Start of Records for processing

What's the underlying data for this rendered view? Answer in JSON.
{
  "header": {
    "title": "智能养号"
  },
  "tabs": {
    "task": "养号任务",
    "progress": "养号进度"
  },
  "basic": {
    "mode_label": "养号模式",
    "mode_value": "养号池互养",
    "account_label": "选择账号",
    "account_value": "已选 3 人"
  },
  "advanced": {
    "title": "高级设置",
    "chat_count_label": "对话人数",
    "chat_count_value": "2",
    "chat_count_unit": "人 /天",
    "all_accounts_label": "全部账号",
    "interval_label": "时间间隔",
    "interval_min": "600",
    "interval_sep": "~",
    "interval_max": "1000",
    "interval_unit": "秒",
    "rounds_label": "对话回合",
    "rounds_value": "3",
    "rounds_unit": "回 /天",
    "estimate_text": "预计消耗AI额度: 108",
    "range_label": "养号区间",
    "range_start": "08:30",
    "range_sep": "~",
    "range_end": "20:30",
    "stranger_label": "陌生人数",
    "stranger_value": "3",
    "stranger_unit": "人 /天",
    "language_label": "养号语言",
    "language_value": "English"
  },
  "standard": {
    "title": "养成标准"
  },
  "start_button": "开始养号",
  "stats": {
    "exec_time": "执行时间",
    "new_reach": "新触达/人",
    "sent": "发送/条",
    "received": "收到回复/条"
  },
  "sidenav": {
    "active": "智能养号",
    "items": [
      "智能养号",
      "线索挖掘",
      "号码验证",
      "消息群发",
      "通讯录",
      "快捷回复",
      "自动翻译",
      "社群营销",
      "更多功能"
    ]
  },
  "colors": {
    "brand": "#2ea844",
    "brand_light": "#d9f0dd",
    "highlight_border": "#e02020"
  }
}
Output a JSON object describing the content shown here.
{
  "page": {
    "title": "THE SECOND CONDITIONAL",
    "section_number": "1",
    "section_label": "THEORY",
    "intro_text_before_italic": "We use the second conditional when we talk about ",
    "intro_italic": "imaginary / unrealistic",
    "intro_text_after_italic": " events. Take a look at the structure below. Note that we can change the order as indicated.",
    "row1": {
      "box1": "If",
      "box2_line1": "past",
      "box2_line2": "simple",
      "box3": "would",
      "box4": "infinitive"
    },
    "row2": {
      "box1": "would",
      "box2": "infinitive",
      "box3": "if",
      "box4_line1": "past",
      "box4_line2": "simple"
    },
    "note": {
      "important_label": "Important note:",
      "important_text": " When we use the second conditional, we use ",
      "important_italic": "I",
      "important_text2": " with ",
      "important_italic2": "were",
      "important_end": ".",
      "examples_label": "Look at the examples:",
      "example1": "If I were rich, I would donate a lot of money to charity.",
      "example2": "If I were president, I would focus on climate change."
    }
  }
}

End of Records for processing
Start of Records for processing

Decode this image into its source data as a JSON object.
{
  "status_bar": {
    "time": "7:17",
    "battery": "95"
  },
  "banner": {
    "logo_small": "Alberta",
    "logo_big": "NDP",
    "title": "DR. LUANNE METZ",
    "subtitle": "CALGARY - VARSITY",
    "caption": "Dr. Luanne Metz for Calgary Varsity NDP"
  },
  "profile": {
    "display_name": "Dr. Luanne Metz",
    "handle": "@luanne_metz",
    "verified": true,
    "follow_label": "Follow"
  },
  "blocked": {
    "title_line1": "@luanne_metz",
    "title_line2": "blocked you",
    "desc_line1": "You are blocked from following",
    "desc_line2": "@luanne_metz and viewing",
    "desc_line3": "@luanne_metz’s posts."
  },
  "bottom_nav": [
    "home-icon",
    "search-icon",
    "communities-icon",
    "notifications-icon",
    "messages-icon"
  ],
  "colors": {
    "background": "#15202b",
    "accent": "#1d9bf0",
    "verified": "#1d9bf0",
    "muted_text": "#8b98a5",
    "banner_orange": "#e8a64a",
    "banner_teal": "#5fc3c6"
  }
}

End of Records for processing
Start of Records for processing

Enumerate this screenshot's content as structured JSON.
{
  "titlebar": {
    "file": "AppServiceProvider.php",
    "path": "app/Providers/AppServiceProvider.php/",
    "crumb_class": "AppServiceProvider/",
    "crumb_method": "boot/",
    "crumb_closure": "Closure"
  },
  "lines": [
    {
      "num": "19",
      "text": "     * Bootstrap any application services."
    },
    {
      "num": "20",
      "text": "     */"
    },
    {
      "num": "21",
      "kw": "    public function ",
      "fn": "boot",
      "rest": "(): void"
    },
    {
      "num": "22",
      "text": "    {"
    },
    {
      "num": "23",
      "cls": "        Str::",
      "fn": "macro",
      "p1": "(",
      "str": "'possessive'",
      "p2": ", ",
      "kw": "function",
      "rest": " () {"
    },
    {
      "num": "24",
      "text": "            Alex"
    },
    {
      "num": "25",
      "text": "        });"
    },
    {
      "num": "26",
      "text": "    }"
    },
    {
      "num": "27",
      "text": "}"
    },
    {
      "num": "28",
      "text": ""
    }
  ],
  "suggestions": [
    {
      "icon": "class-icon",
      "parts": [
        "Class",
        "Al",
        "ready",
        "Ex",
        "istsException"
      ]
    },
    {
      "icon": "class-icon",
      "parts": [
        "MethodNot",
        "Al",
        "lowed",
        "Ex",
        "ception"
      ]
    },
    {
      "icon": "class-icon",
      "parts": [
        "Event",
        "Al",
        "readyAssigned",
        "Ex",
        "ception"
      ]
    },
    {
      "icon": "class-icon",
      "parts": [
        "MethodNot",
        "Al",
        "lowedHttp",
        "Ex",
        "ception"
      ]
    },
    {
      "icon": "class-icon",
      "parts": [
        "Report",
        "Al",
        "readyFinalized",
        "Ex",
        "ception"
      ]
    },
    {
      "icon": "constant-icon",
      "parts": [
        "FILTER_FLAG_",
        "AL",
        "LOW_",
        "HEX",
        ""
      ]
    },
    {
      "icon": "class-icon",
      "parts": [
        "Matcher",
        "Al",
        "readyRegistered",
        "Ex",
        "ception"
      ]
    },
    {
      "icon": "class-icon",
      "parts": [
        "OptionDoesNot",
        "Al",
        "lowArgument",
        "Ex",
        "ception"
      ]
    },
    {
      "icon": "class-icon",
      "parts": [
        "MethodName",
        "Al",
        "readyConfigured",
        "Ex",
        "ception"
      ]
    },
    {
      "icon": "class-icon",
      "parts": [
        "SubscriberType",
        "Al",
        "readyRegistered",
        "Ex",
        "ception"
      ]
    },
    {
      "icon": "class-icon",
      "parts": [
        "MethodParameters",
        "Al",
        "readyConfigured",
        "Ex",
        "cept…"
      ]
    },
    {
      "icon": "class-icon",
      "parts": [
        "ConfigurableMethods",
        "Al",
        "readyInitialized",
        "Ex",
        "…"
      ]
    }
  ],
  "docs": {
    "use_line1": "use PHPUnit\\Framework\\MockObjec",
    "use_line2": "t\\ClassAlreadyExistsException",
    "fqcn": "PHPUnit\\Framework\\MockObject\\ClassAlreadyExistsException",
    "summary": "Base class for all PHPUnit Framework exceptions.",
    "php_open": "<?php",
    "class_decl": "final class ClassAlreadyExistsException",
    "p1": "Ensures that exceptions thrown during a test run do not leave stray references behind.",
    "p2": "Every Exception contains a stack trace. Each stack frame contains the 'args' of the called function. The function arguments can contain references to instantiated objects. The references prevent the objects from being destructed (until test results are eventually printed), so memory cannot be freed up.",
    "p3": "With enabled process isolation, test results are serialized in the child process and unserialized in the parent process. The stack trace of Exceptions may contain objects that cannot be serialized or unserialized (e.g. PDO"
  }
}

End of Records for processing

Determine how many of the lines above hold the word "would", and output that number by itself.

• Written solution
4